In addition, certain types of biometric data aren’t always reliable. For instance, some people don’t fingerprint well due to excessively dry skin. This can lead to inconsistent or inconclusive fingerprinting results. When relying on biometric authentication, you want to make sure you’re dealing with a reliable analysis procedure. It also helps to opt for multimodal biometric authentication, which uses multiple biometric indicators instead of just one.
How Merchants Can Get the Most From a Biometric System
Biometric verification still isn’t widely used by merchant services providers because it’s impractical (and potentially a security risk) to collect biometric information on behalf of individual businesses—even if those businesses have a lot of loyal repeat customers. Plus, if you’re running an ecommerce business, you can’t just send a fingerprint scanner to all of your remote customers.
Biometric technologies work best for larger financial institutions (like banks) and digital wallet providers that can accommodate transactions from a wide range of businesses. That’s when the convenience really becomes evident.

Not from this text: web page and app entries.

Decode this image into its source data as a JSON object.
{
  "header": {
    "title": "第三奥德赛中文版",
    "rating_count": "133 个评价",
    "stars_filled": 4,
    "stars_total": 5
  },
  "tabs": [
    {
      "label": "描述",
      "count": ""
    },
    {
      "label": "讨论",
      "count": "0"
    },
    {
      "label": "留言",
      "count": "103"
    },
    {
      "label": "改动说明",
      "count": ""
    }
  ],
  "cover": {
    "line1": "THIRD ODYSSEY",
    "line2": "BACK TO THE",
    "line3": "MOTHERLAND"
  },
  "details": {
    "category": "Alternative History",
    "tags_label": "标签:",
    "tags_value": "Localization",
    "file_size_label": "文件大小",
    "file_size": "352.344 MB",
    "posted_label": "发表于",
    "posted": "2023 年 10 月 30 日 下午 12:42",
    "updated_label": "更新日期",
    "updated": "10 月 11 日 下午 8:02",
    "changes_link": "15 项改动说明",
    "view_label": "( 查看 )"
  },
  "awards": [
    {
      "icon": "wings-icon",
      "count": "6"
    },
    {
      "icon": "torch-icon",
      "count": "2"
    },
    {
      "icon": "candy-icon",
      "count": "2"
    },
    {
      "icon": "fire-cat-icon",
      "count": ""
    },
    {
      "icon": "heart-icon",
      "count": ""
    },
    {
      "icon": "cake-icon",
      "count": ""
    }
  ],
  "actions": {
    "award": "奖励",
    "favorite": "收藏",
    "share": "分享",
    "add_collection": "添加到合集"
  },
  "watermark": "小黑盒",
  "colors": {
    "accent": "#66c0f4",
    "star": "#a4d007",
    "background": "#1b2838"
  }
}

For the average merchant, you can still benefit from biometric authentication even if your merchant provider doesn’t have built-in biometrics. The key is to ensure that your merchant provider supports more than just traditional credit and debit card transactions. By working with a reputable merchant provider that accommodates alternative payment methods including digital wallets, you can ensure that convenience-motivated consumers are satisfied with your checkout process. You’ll benefit from biometric authentication by accommodating payment systems that already use it.
For example, if a customer can use biometrics to access a payment method on their mobile device and then complete the transaction at your point-of-sale terminal or on your website, you’re benefiting from biometrics. Just make sure that your merchant provider offers a range of payment methods coupled with their own fraud protection methods. These are areas where Unicorn Group excels.
The Future of Biometric Systems
We can expect to see biometric verification methods used even more frequently in the future as more companies gain affordable access to them and new technologies make them more secure. In the meantime, it’s foolish to ignore their influence and popularity.
If the security process is your prime concern, the most important thing you can still do is ensure that your merchant provider is PCI-DSS compliant and committed to combating fraud in real time (while also doing your part to safeguard your customers’ financial data).
If you want to appeal to customers who prefer biometric authentication for the convenience, make sure you know which payment methods those customers are using and make sure to accommodate those payment methods. It just might have a huge influence on your bottom line.